Going line by line through the material below, tally those that contain the word "JSON" and give the count by itself.

▶ _GIVEN DATA_:
──────────
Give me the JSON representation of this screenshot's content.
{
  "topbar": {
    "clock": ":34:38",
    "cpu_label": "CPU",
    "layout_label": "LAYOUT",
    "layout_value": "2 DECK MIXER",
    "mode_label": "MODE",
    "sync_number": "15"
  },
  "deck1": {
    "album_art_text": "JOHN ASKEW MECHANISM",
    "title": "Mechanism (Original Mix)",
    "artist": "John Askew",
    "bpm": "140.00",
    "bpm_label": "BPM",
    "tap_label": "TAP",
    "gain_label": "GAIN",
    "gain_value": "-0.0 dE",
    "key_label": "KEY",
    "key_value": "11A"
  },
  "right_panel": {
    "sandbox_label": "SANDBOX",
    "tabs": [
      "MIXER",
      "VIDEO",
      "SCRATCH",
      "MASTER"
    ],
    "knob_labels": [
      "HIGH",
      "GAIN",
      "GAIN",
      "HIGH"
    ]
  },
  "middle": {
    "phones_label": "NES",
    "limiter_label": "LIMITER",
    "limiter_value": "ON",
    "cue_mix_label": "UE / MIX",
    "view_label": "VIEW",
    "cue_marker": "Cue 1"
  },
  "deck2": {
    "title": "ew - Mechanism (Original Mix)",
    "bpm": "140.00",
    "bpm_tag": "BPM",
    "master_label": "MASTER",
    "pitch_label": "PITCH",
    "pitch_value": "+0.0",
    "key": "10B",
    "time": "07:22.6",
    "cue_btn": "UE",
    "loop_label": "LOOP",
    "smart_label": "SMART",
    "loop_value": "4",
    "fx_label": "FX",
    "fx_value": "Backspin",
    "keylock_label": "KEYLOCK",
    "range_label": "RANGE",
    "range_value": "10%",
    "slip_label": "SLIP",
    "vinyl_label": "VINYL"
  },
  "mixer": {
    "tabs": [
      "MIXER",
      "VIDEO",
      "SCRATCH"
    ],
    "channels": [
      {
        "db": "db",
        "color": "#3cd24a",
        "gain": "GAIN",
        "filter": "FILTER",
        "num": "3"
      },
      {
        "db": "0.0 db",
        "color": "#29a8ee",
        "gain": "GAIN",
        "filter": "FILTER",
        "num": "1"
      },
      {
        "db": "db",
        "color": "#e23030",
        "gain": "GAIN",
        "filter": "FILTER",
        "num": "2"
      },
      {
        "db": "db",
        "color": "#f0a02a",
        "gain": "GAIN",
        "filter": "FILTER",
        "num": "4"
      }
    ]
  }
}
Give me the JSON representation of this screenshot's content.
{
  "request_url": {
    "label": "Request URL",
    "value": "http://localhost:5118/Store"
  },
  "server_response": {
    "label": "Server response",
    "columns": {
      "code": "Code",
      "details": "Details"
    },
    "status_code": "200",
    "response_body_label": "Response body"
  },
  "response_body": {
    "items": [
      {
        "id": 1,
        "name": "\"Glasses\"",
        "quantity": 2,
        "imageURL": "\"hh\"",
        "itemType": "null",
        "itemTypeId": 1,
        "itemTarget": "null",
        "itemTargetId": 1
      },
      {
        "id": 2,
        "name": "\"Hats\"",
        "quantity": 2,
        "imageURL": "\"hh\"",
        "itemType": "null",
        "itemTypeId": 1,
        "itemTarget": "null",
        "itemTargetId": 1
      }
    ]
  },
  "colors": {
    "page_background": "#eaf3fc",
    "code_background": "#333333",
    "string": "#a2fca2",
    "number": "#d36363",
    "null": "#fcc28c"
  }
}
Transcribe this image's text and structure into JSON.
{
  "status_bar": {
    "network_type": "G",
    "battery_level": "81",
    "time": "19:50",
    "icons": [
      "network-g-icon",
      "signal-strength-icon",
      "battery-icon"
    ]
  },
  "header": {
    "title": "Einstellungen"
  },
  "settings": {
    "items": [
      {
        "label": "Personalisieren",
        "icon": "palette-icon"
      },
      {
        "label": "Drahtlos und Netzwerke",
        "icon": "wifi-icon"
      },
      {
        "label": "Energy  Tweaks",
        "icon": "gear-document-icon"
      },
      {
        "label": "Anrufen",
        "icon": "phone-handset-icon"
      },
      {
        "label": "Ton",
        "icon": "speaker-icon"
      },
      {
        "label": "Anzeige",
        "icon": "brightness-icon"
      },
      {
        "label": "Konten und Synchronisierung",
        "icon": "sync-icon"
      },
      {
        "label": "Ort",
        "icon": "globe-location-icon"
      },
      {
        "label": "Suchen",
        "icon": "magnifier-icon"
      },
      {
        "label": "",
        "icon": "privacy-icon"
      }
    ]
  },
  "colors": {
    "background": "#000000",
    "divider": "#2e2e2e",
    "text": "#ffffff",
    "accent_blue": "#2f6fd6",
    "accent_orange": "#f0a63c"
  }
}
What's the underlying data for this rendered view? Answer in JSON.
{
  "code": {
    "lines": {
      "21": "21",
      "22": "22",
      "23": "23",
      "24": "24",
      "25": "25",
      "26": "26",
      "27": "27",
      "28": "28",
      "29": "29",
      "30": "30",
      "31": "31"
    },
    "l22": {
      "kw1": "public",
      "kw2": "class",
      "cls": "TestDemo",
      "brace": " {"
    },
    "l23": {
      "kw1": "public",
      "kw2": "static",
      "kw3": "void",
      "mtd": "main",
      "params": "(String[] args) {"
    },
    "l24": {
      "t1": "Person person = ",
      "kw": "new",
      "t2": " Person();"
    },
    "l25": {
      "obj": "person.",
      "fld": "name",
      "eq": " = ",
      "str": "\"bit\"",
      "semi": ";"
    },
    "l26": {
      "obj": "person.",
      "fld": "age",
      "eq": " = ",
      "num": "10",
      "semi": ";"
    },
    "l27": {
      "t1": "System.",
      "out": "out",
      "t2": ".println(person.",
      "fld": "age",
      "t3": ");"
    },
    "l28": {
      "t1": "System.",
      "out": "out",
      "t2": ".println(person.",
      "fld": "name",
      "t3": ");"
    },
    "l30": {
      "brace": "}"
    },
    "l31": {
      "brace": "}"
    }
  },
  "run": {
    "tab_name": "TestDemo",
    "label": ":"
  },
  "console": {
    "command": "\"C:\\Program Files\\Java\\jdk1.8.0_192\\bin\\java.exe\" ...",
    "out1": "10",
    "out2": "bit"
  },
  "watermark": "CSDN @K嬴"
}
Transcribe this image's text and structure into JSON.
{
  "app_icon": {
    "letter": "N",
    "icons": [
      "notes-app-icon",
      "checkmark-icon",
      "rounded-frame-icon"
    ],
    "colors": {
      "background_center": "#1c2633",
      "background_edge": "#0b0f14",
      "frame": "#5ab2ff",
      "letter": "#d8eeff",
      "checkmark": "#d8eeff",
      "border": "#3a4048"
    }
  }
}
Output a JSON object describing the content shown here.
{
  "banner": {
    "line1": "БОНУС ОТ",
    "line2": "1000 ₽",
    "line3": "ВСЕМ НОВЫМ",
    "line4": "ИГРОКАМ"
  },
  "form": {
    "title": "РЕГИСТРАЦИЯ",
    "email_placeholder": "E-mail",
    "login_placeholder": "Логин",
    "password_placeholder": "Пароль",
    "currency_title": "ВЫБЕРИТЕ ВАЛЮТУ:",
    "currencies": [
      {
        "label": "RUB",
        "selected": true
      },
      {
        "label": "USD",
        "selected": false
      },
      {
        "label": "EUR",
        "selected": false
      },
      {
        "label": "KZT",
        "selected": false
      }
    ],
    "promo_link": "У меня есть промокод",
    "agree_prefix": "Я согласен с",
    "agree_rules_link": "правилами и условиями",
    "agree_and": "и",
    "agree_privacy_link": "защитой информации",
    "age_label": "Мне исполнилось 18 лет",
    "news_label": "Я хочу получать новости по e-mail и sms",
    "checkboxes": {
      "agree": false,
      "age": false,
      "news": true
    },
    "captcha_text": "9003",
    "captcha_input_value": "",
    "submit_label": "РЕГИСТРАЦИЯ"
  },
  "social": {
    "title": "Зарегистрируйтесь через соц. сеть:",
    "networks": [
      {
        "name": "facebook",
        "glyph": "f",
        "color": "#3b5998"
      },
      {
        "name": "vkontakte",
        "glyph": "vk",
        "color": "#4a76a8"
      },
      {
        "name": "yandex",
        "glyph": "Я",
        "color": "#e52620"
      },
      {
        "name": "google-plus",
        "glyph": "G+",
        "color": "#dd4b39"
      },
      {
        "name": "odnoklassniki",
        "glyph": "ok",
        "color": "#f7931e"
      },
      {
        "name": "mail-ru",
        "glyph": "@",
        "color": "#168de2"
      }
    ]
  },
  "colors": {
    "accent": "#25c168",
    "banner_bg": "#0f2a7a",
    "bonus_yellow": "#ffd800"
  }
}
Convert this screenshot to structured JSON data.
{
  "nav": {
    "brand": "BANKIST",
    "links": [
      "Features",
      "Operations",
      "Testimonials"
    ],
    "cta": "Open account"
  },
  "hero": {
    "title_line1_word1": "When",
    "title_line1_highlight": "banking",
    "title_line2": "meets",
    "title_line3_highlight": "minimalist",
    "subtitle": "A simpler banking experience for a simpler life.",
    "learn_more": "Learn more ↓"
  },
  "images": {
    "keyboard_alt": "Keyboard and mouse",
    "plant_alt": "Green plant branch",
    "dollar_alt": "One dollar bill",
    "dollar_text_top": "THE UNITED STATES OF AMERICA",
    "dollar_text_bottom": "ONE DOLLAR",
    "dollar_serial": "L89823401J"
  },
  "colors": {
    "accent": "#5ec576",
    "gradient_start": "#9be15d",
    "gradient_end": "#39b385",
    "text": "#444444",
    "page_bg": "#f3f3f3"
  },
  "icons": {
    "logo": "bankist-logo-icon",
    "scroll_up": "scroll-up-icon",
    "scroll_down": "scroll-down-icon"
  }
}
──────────
▶ _RESULT_: 7